I'm tempted to say that it looks as of his RH and LF do not leave the ground enough to have a true moment of suspension, and that is what causes the four beat.


Your thoughts?

Well, I could definitely be wrong, but IMO, your horse is actually demonstrating type 2 (front touching before hind) canter footfalls, not 1.

It's always tricky to tell, but I watched and freeze framed a few different moments, and rewatched many times and I see him putting down the LF down before the RH. IMO, for this horse, it looks to stem from a lack of impulsion. Lack of impulsion is why there is not enough jump in his canter.


I think there can be several reasons why "type 1" occurs. It was found that the best scoring young horses were actually demonstrating this type of canter instead of a true 3 beat canter. I think it can be similar to DAP in trot. I also think that horses with super free shoulders can demonstrate this, maybe because of the freedom, the horse's "path" that the whole foreleg makes is longer, therefore it's touching the ground later. Just a thought though.

NorCalDressage
Aug. 2, 2011, 09:51 PM
Here's a horse demonstrating type 1

http://www.youtube.com/watch?v=3RJf-btZD38

He was awarded a 10 for his canter, BTW.

alterhorse
Aug. 2, 2011, 10:28 PM
Here's a horse demonstrating type 1

http://www.youtube.com/watch?v=3RJf-btZD38

He was awarded a 10 for his canter, BTW.

That's interesting.

I have a theory that this horse is substituting that early landing hind canter step, instead of a true lightening of the forehand during the half halt.

Could this four beat, be an evasive choice on the part of the horse? Maybe the rider is feeling this as a lightening of the forehand?

Here is a random video I picked showing a half halt before a simple change @ 0:50 sec on the video timer.

This horse lightens the forehand while the maintaing a perfect three beat into the transition.

http://www.youtube.com/watch?v=oOy5u4r57Gk&playnext=1&list=PL9D6EC4EC4139737B

NorCalDressage
Aug. 2, 2011, 11:18 PM
This was also written about in this book.

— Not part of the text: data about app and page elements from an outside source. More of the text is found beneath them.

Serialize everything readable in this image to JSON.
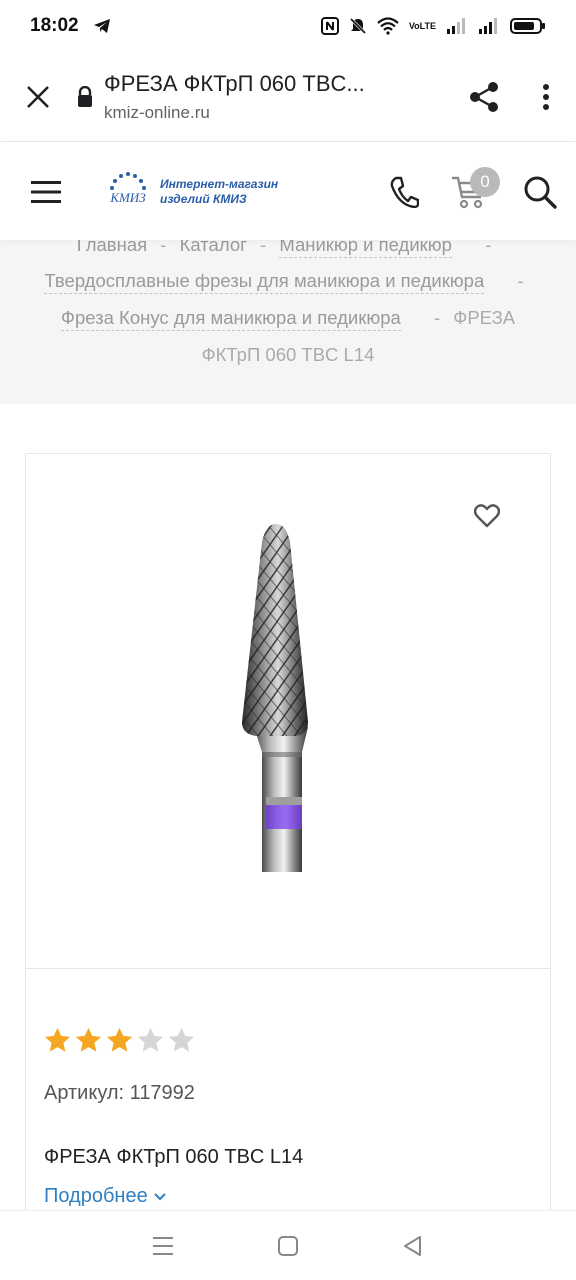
{
  "status_bar": {
    "time": "18:02",
    "network_label": "VoLTE"
  },
  "browser": {
    "page_title": "ФРЕЗА ФКТрП 060 TBC...",
    "url": "kmiz-online.ru"
  },
  "site_header": {
    "logo_line1": "Интернет-магазин",
    "logo_line2": "изделий КМИЗ",
    "logo_mark_text": "КМИЗ",
    "cart_count": "0"
  },
  "breadcrumbs": {
    "items": [
      {
        "label": "Главная"
      },
      {
        "label": "Каталог"
      },
      {
        "label": "Маникюр и педикюр"
      },
      {
        "label": "Твердосплавные фрезы для маникюра и педикюра"
      },
      {
        "label": "Фреза Конус для маникюра и педикюра"
      }
    ],
    "current_part1": "ФРЕЗА",
    "current_part2": "ФКТрП 060 TBC L14",
    "separator": "-"
  },
  "product": {
    "rating": 3,
    "rating_max": 5,
    "article": "Артикул: 117992",
    "name": "ФРЕЗА ФКТрП 060 TBC L14",
    "more_label": "Подробнее"
  },
  "colors": {
    "accent_link": "#2f7fc1",
    "star_on": "#f5a623",
    "star_off": "#d6d6d6",
    "band": "#7a3ff0",
    "logo_blue": "#2a5ea8"
  }
}
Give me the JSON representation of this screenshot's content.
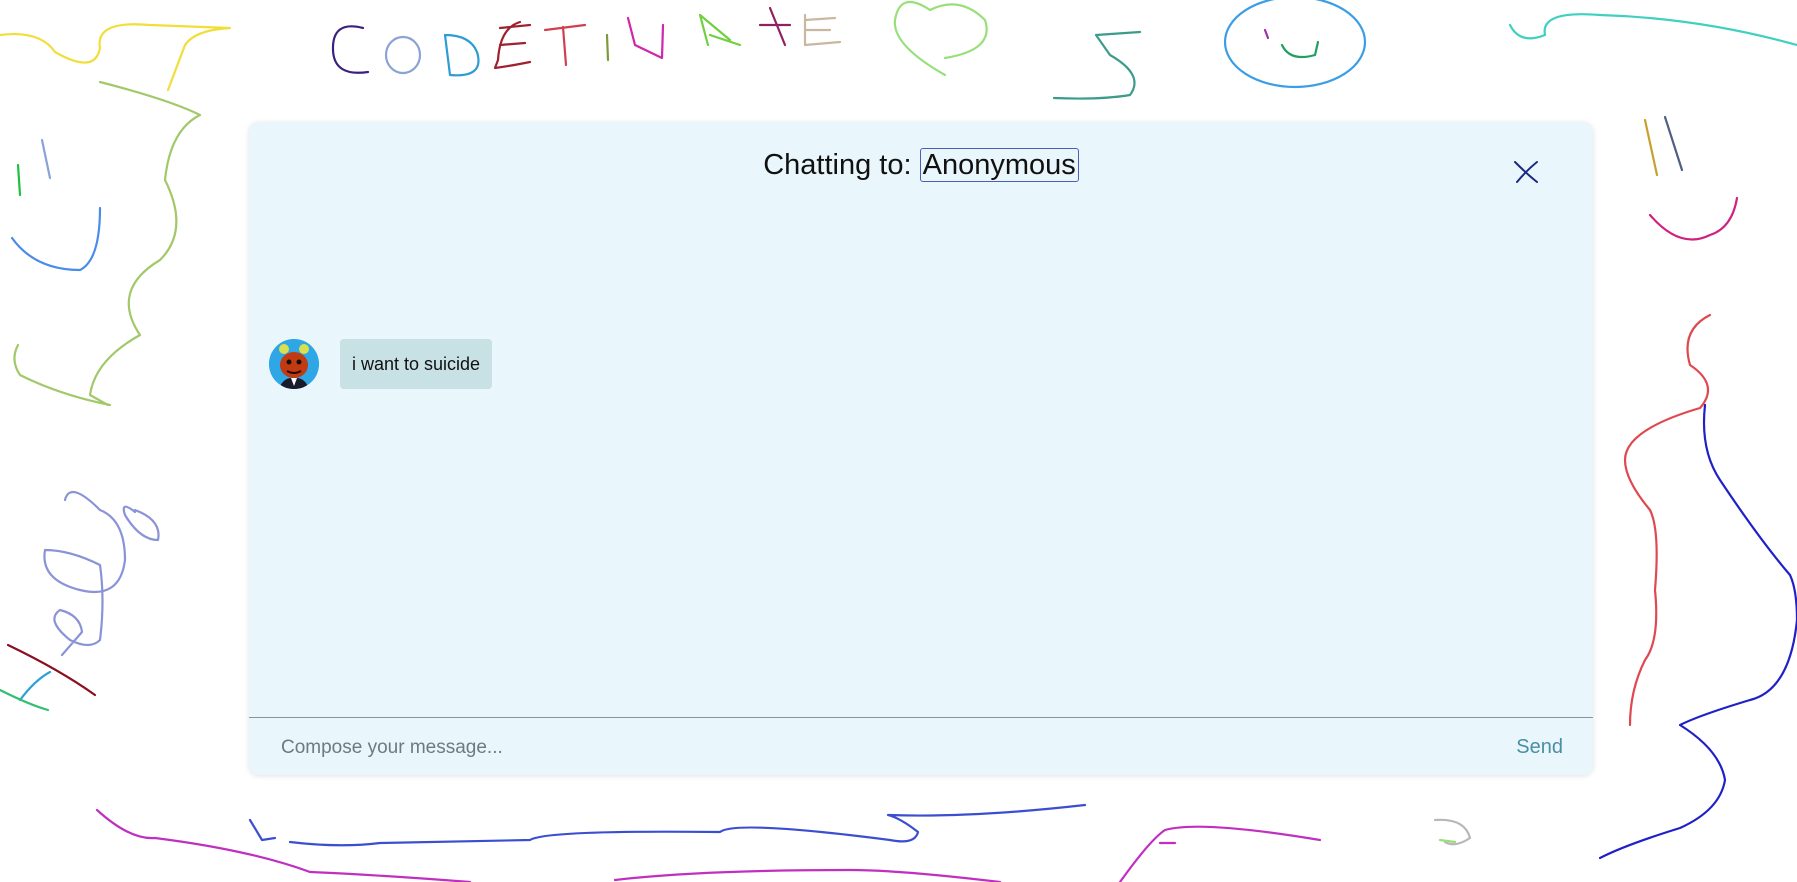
{
  "chat": {
    "title_prefix": "Chatting to:",
    "partner_name": "Anonymous",
    "close_icon": "close-icon",
    "messages": [
      {
        "text": "i want to suicide",
        "avatar": "cartoon-avatar-icon"
      }
    ],
    "composer": {
      "placeholder": "Compose your message...",
      "value": "",
      "send_label": "Send"
    }
  },
  "background": {
    "handwritten_text": "CODETINATE"
  },
  "colors": {
    "window_bg": "#e9f6fb",
    "bubble_bg": "#c7e1e5",
    "send_text": "#4a8ea6",
    "name_border": "#4a5fb5"
  }
}
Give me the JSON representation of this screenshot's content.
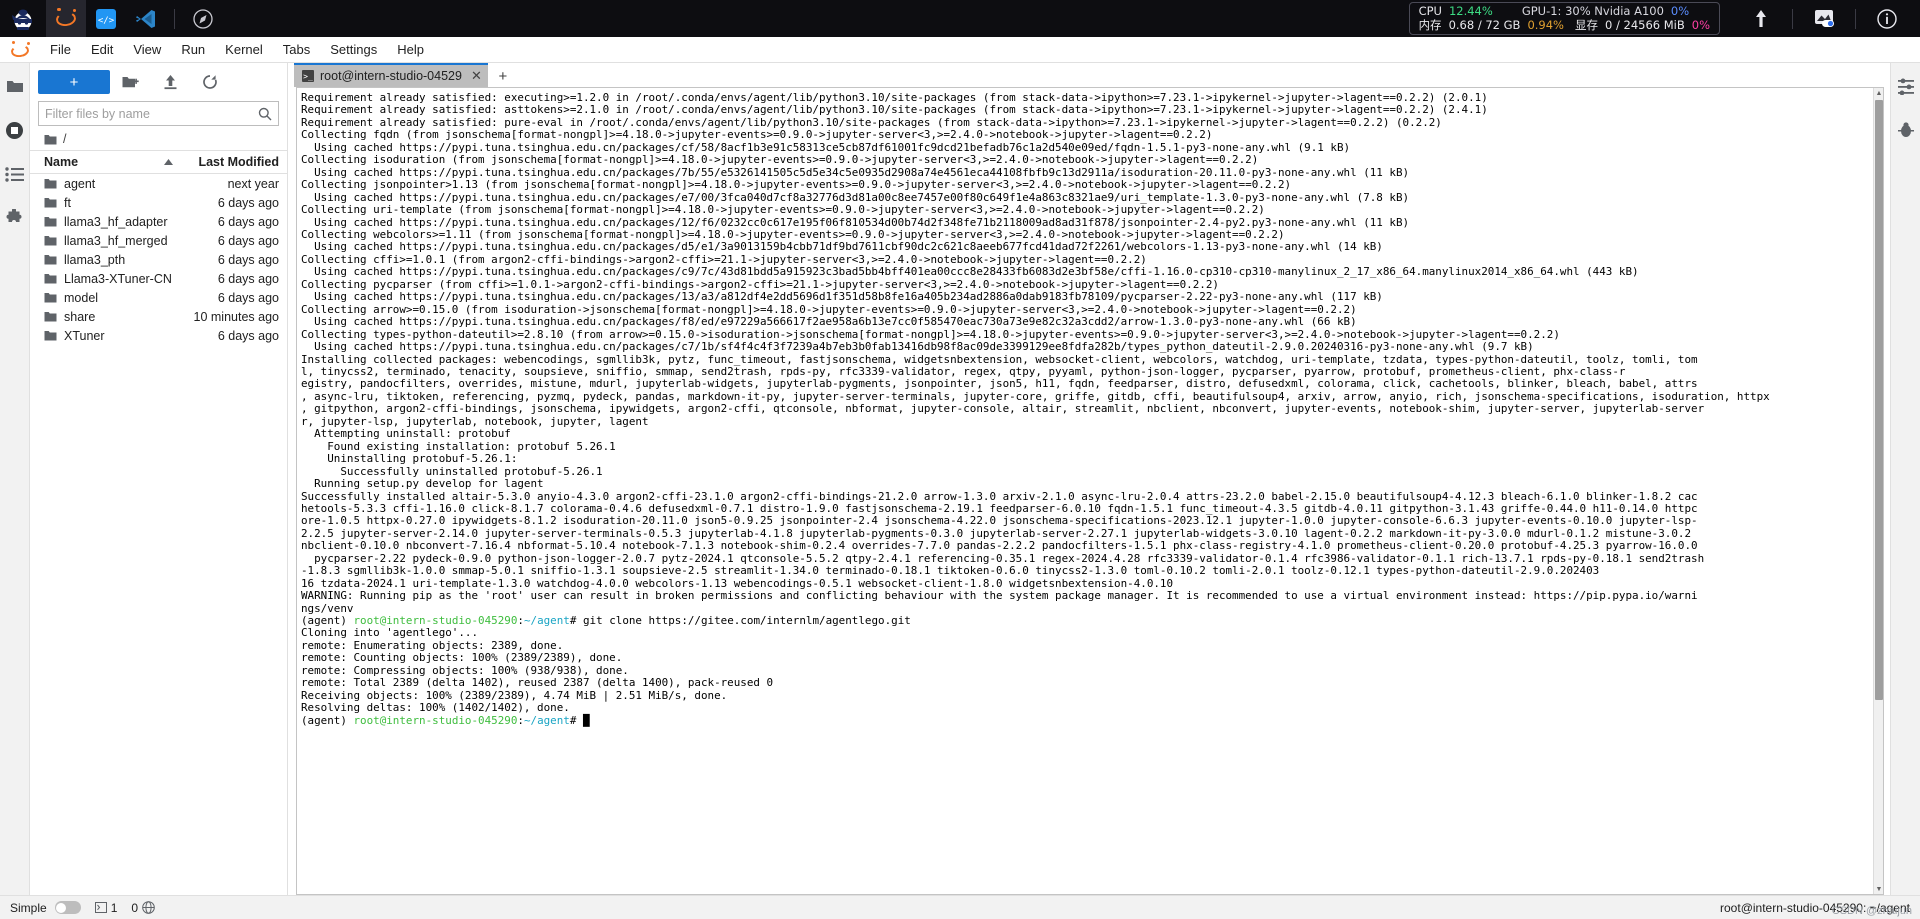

Has lots of good pics/info on canter footfall "issues"

http://books.google.com/books?id=q6_Ik8oM9GEC&lpg=PA32&ots=UepTPlKBoW&dq=florencio%20four%20beat%20canter&pg=PA32#v=onepage&q&f=false

NorCalDressage
Aug. 2, 2011, 11:25 PM
Another one for you - also see the last paragraph - interesting.

http://dapindressagehorses.homestead.com/

alterhorse
Aug. 3, 2011, 12:07 AM
This was also written about in this book. Has lots of good pics/info on canter footfall "issues"

http://books.google.com/books?id=q6_Ik8oM9GEC&lpg=PA32&ots=UepTPlKBoW&dq=florencio%20four%20beat%20canter&pg=PA32#v=onepage&q&f=false


Another one for you - also see the last paragraph - interesting.

http://dapindressagehorses.homestead.com/

You're the best!!

That's such an interesting concept.

Now I know what to call it; Positive DAP and Negative DAP (Diagonal advanced placement).

Then it goes on to say that dressage judges tend to place horses with Positive DAP higher.

But what's confusing is that DAP should not be detectable by the naked eye, or it can be considered a gait impurity?

But the pictures of "Florencio" seem to show extreme positive DAP, so I don't understand why that's not considered "impure".

Never the less, this article seems to confirm that the horse is using positive DAP as a physical means to elevate the forehand.

Then it raises the question of how DAP may effects transitions (as one might assume it might).

Thank you so much for posting this, I love studying and learning new things about horses. :)